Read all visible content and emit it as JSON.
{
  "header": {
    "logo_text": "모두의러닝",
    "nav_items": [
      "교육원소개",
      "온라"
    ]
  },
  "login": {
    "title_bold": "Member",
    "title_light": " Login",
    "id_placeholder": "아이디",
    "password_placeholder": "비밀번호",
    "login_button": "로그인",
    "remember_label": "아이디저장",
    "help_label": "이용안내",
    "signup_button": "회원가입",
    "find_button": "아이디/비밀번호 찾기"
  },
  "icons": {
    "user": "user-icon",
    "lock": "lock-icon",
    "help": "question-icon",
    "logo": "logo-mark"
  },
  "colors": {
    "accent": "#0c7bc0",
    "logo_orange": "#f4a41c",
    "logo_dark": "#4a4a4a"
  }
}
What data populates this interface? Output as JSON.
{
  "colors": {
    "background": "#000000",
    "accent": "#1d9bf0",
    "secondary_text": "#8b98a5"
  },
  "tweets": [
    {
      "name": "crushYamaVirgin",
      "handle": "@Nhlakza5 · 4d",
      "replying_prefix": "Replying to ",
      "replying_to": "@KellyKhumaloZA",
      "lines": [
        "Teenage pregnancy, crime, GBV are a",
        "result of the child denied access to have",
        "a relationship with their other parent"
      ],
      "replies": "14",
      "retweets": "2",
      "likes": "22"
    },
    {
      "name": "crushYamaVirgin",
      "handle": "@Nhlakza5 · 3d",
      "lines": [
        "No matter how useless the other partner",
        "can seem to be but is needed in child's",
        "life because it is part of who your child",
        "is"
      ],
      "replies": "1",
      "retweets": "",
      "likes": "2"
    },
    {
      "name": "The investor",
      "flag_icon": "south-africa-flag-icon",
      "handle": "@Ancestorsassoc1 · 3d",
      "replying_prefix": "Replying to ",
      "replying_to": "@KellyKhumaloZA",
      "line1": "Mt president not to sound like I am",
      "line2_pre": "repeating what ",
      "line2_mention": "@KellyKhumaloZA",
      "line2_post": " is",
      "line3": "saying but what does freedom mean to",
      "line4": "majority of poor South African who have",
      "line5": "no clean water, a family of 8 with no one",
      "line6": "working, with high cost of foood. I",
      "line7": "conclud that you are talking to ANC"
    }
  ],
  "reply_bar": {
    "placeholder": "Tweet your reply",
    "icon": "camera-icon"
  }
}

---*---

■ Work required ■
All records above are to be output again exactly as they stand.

■ Solution ■
Read all visible content and emit it as JSON.
{
  "header": {
    "logo_text": "모두의러닝",
    "nav_items": [
      "교육원소개",
      "온라"
    ]
  },
  "login": {
    "title_bold": "Member",
    "title_light": " Login",
    "id_placeholder": "아이디",
    "password_placeholder": "비밀번호",
    "login_button": "로그인",
    "remember_label": "아이디저장",
    "help_label": "이용안내",
    "signup_button": "회원가입",
    "find_button": "아이디/비밀번호 찾기"
  },
  "icons": {
    "user": "user-icon",
    "lock": "lock-icon",
    "help": "question-icon",
    "logo": "logo-mark"
  },
  "colors": {
    "accent": "#0c7bc0",
    "logo_orange": "#f4a41c",
    "logo_dark": "#4a4a4a"
  }
}
What data populates this interface? Output as JSON.
{
  "colors": {
    "background": "#000000",
    "accent": "#1d9bf0",
    "secondary_text": "#8b98a5"
  },
  "tweets": [
    {
      "name": "crushYamaVirgin",
      "handle": "@Nhlakza5 · 4d",
      "replying_prefix": "Replying to ",
      "replying_to": "@KellyKhumaloZA",
      "lines": [
        "Teenage pregnancy, crime, GBV are a",
        "result of the child denied access to have",
        "a relationship with their other parent"
      ],
      "replies": "14",
      "retweets": "2",
      "likes": "22"
    },
    {
      "name": "crushYamaVirgin",
      "handle": "@Nhlakza5 · 3d",
      "lines": [
        "No matter how useless the other partner",
        "can seem to be but is needed in child's",
        "life because it is part of who your child",
        "is"
      ],
      "replies": "1",
      "retweets": "",
      "likes": "2"
    },
    {
      "name": "The investor",
      "flag_icon": "south-africa-flag-icon",
      "handle": "@Ancestorsassoc1 · 3d",
      "replying_prefix": "Replying to ",
      "replying_to": "@KellyKhumaloZA",
      "line1": "Mt president not to sound like I am",
      "line2_pre": "repeating what ",
      "line2_mention": "@KellyKhumaloZA",
      "line2_post": " is",
      "line3": "saying but what does freedom mean to",
      "line4": "majority of poor South African who have",
      "line5": "no clean water, a family of 8 with no one",
      "line6": "working, with high cost of foood. I",
      "line7": "conclud that you are talking to ANC"
    }
  ],
  "reply_bar": {
    "placeholder": "Tweet your reply",
    "icon": "camera-icon"
  }
}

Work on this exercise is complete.